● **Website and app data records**
-*-
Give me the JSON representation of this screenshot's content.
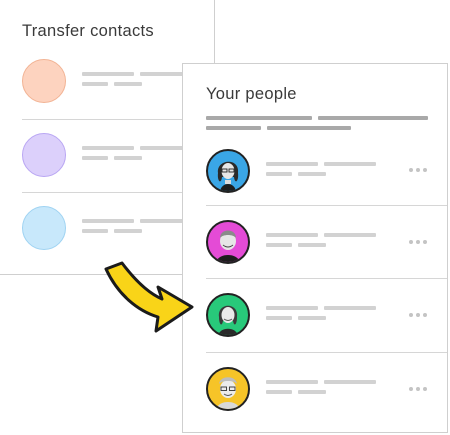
{
  "back_card": {
    "title": "Transfer contacts",
    "contacts": [
      {
        "color": "#fdd3bf",
        "border": "#f2b394"
      },
      {
        "color": "#dcd0fb",
        "border": "#b9a6f3"
      },
      {
        "color": "#c8e8fb",
        "border": "#9fd3f2"
      }
    ]
  },
  "front_card": {
    "title": "Your people",
    "people": [
      {
        "avatar_icon": "person-photo-icon",
        "bg": "#3aa6e6"
      },
      {
        "avatar_icon": "person-photo-icon",
        "bg": "#e44bd6"
      },
      {
        "avatar_icon": "person-photo-icon",
        "bg": "#28c97a"
      },
      {
        "avatar_icon": "person-photo-icon",
        "bg": "#f6c428"
      }
    ]
  },
  "arrow": {
    "icon": "curved-arrow-icon",
    "color": "#f9d418"
  }
}
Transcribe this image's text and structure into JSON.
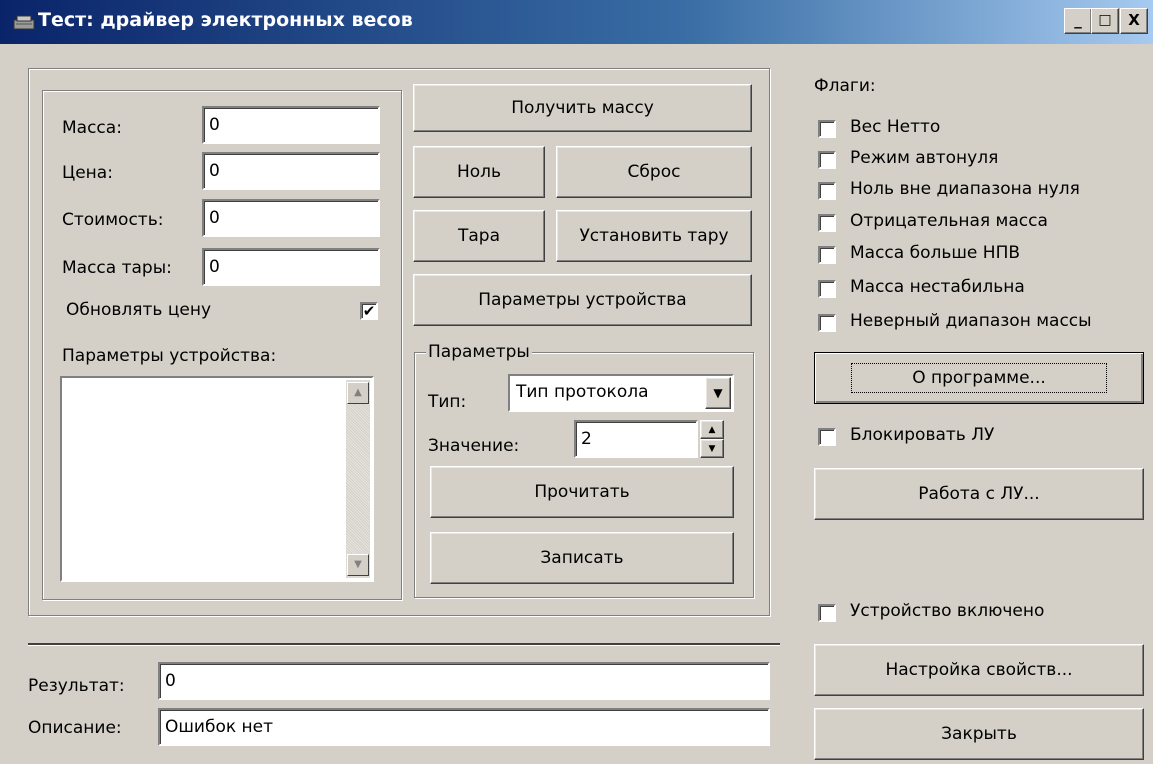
{
  "window": {
    "title": "Тест: драйвер электронных весов",
    "minimize": "_",
    "maximize": "□",
    "close": "X"
  },
  "left_panel": {
    "mass_label": "Масса:",
    "mass_value": "0",
    "price_label": "Цена:",
    "price_value": "0",
    "cost_label": "Стоимость:",
    "cost_value": "0",
    "tare_mass_label": "Масса тары:",
    "tare_mass_value": "0",
    "update_price_label": "Обновлять цену",
    "update_price_checked": "✔",
    "device_params_label": "Параметры устройства:"
  },
  "buttons": {
    "get_mass": "Получить массу",
    "zero": "Ноль",
    "reset": "Сброс",
    "tare": "Тара",
    "set_tare": "Установить тару",
    "device_params": "Параметры устройства",
    "read": "Прочитать",
    "write": "Записать",
    "about": "О программе...",
    "lu_work": "Работа с ЛУ...",
    "properties": "Настройка свойств...",
    "close": "Закрыть"
  },
  "params_group": {
    "title": "Параметры",
    "type_label": "Тип:",
    "type_value": "Тип протокола",
    "value_label": "Значение:",
    "value_value": "2"
  },
  "flags": {
    "title": "Флаги:",
    "items": [
      "Вес Нетто",
      "Режим автонуля",
      "Ноль вне диапазона нуля",
      "Отрицательная масса",
      "Масса больше НПВ",
      "Масса нестабильна",
      "Неверный диапазон массы"
    ],
    "block_lu": "Блокировать ЛУ",
    "device_enabled": "Устройство включено"
  },
  "result": {
    "result_label": "Результат:",
    "result_value": "0",
    "description_label": "Описание:",
    "description_value": "Ошибок нет"
  }
}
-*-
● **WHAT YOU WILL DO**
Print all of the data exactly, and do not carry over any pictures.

● **SOLUTION TO THE PROBLEM**
Give me the JSON representation of this screenshot's content.
{
  "back_card": {
    "title": "Transfer contacts",
    "contacts": [
      {
        "color": "#fdd3bf",
        "border": "#f2b394"
      },
      {
        "color": "#dcd0fb",
        "border": "#b9a6f3"
      },
      {
        "color": "#c8e8fb",
        "border": "#9fd3f2"
      }
    ]
  },
  "front_card": {
    "title": "Your people",
    "people": [
      {
        "avatar_icon": "person-photo-icon",
        "bg": "#3aa6e6"
      },
      {
        "avatar_icon": "person-photo-icon",
        "bg": "#e44bd6"
      },
      {
        "avatar_icon": "person-photo-icon",
        "bg": "#28c97a"
      },
      {
        "avatar_icon": "person-photo-icon",
        "bg": "#f6c428"
      }
    ]
  },
  "arrow": {
    "icon": "curved-arrow-icon",
    "color": "#f9d418"
  }
}
Transcribe this image's text and structure into JSON.
{
  "window": {
    "title": "Тест: драйвер электронных весов",
    "minimize": "_",
    "maximize": "□",
    "close": "X"
  },
  "left_panel": {
    "mass_label": "Масса:",
    "mass_value": "0",
    "price_label": "Цена:",
    "price_value": "0",
    "cost_label": "Стоимость:",
    "cost_value": "0",
    "tare_mass_label": "Масса тары:",
    "tare_mass_value": "0",
    "update_price_label": "Обновлять цену",
    "update_price_checked": "✔",
    "device_params_label": "Параметры устройства:"
  },
  "buttons": {
    "get_mass": "Получить массу",
    "zero": "Ноль",
    "reset": "Сброс",
    "tare": "Тара",
    "set_tare": "Установить тару",
    "device_params": "Параметры устройства",
    "read": "Прочитать",
    "write": "Записать",
    "about": "О программе...",
    "lu_work": "Работа с ЛУ...",
    "properties": "Настройка свойств...",
    "close": "Закрыть"
  },
  "params_group": {
    "title": "Параметры",
    "type_label": "Тип:",
    "type_value": "Тип протокола",
    "value_label": "Значение:",
    "value_value": "2"
  },
  "flags": {
    "title": "Флаги:",
    "items": [
      "Вес Нетто",
      "Режим автонуля",
      "Ноль вне диапазона нуля",
      "Отрицательная масса",
      "Масса больше НПВ",
      "Масса нестабильна",
      "Неверный диапазон массы"
    ],
    "block_lu": "Блокировать ЛУ",
    "device_enabled": "Устройство включено"
  },
  "result": {
    "result_label": "Результат:",
    "result_value": "0",
    "description_label": "Описание:",
    "description_value": "Ошибок нет"
  }
}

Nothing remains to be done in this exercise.